> Task details
Search the records for the word "title" and report each line that has it.

+++ Extracted material +++

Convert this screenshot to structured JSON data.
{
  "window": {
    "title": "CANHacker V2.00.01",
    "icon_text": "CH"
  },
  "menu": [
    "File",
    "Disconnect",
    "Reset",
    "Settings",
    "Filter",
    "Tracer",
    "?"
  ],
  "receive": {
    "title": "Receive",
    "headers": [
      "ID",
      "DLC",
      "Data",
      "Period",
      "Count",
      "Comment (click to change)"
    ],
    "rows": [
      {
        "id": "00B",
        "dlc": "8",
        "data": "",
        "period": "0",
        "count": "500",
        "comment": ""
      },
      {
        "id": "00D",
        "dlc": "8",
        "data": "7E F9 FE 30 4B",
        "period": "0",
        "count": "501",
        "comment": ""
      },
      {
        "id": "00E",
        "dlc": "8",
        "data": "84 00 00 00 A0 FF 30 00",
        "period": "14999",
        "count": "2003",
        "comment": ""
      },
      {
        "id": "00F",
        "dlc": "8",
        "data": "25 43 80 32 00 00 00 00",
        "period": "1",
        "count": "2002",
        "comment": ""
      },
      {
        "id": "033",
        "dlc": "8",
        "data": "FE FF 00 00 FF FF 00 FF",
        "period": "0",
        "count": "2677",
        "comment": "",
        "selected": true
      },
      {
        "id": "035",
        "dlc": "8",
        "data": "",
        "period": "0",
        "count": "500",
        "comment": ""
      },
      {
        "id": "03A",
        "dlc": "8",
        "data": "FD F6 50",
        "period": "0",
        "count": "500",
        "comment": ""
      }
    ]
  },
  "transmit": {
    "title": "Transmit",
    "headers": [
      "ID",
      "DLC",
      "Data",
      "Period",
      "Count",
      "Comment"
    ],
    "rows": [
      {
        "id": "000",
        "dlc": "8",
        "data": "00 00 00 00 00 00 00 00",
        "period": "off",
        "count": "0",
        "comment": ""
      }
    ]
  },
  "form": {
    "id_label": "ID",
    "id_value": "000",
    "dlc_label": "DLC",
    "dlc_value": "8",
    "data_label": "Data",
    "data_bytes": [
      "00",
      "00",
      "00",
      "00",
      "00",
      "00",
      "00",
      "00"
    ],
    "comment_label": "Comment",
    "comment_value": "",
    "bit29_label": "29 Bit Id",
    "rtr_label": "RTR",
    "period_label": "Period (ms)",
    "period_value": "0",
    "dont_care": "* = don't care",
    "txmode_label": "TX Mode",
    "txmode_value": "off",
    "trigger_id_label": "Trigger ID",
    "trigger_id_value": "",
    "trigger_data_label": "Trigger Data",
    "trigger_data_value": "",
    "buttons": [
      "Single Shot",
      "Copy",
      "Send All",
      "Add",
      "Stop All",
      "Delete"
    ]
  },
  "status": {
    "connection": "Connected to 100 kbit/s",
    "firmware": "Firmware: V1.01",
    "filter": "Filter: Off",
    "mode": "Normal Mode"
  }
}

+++

> Answer to this task
    "title": "CANHacker V2.00.01",
    "title": "Receive",
    "title": "Transmit",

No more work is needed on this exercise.